views updated


ḤAYYIM BEN SAMUEL BEN DAVID OF TUDELA (14th century), talmudic scholar of Tudela, Spain. Ḥayyim was a pupil of Solomon b. Abraham *Adret, and the latter's responsa contain a number addressed to Ḥayyim. For some time Ḥayyim was in France, where he studied under *Perez b. Elijah. His main work is the Ẓeror ha-Ḥayyim (published in 1966), consisting of the laws appertaining to blessings, prayer, Sabbaths, and festivals, arranged according to the order of the calendar; it is based on views of various French, Provençal, and Spanish scholars but chiefly upon his teachers, Adret and Perez, though he does not mention them by name. His other work, Ẓeror ha-Kesef, on topics in Hoshen Mishpat, is still in manuscript. These books (referred to by the rishonim as the Ẓerorot, "bundles") were in the possession of later scholars (but cf. Resp. Ribash, no. 396), who made use of and quoted them. This was particularly so in the case of the 16th-century Safed scholars, including Joseph *Caro. In this work, Ḥayyim alludes to a book of sermons he wrote, and Masud Ḥai Roke'aḥ, at the beginning of his Ma'aseh Roke'aaḥ (Venice, 1742), quotes Ḥayyim's commentary to the tractate Mo'ed Katan, which is also cited by Bezalel *Ashkenazi in Kelalei ha-Shas (in Ms.). Among Ḥayyim's relations was Joseph ha-Dayyan, referred to respectfully several times in the responsa of Isaac b. Sheshet (Ribash).


Michael, Or, no. 904; S.H. Yerushalmi, Mavole-Sefer Ẓeror ha-Ḥayyim (1966).

[Israel Moses Ta-Shma]

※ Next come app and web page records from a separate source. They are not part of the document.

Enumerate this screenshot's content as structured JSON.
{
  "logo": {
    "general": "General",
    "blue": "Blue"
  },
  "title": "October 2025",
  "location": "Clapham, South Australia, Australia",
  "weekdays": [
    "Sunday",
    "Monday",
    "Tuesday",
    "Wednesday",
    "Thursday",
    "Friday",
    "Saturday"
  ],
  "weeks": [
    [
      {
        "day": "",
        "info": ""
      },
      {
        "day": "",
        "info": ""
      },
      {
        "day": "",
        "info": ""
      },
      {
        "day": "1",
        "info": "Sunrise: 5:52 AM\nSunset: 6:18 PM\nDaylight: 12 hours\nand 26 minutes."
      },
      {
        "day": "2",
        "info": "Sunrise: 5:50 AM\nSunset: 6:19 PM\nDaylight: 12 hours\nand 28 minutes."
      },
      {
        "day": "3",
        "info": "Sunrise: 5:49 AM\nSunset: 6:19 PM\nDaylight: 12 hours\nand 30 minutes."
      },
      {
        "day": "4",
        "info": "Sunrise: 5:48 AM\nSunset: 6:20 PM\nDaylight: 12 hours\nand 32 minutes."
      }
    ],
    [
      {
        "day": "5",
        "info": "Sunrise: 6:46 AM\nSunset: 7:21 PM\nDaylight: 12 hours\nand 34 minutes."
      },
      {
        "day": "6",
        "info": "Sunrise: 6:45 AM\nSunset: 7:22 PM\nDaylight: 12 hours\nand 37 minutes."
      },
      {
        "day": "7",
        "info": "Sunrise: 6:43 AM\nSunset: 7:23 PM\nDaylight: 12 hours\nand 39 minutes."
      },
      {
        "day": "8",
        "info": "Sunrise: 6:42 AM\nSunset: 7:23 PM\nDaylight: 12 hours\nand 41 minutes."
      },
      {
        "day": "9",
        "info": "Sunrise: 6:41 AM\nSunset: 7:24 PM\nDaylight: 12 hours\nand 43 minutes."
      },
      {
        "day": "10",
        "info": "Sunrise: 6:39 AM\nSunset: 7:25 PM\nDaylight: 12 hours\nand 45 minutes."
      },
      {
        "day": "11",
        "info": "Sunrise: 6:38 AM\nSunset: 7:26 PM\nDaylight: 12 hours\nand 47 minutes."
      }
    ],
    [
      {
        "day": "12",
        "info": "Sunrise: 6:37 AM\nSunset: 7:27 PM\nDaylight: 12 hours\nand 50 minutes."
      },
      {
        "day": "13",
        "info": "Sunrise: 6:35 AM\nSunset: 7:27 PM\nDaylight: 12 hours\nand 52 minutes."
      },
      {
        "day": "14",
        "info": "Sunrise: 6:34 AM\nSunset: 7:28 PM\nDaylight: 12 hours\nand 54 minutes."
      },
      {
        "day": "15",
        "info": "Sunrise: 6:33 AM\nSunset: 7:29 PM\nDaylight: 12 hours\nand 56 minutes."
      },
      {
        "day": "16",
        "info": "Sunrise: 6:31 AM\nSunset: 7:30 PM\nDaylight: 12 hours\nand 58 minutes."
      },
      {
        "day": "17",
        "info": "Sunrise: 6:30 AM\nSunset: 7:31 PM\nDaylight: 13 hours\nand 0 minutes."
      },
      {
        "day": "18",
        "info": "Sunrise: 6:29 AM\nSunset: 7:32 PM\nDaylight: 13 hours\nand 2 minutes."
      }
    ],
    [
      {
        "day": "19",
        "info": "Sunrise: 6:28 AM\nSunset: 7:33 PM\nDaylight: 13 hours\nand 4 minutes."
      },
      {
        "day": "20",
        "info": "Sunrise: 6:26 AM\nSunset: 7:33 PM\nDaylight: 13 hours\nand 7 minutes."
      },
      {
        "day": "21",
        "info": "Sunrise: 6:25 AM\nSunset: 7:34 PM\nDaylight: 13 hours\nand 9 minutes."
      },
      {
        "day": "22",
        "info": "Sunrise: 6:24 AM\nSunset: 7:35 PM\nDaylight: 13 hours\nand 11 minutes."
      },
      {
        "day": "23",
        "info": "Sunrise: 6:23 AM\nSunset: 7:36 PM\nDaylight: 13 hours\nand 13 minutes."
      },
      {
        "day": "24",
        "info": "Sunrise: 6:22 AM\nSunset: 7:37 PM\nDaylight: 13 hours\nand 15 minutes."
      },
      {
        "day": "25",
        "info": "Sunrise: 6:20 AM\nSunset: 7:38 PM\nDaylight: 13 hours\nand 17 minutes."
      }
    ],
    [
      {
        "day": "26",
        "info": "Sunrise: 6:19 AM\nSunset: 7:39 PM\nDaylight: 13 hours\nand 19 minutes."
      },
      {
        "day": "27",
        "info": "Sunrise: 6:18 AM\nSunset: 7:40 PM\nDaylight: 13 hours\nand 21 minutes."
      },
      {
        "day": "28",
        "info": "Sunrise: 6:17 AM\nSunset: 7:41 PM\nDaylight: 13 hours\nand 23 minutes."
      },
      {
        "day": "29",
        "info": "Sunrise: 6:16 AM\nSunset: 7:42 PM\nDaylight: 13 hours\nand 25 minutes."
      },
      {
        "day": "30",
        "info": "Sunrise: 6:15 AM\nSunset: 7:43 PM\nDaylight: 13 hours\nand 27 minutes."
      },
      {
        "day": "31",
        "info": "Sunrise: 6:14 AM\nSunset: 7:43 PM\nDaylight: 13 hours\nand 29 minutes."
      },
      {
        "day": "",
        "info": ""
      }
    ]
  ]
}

About this article

Ḥayyim ben Samuel ben David of Tudela

Updated About encyclopedia.com content Print Article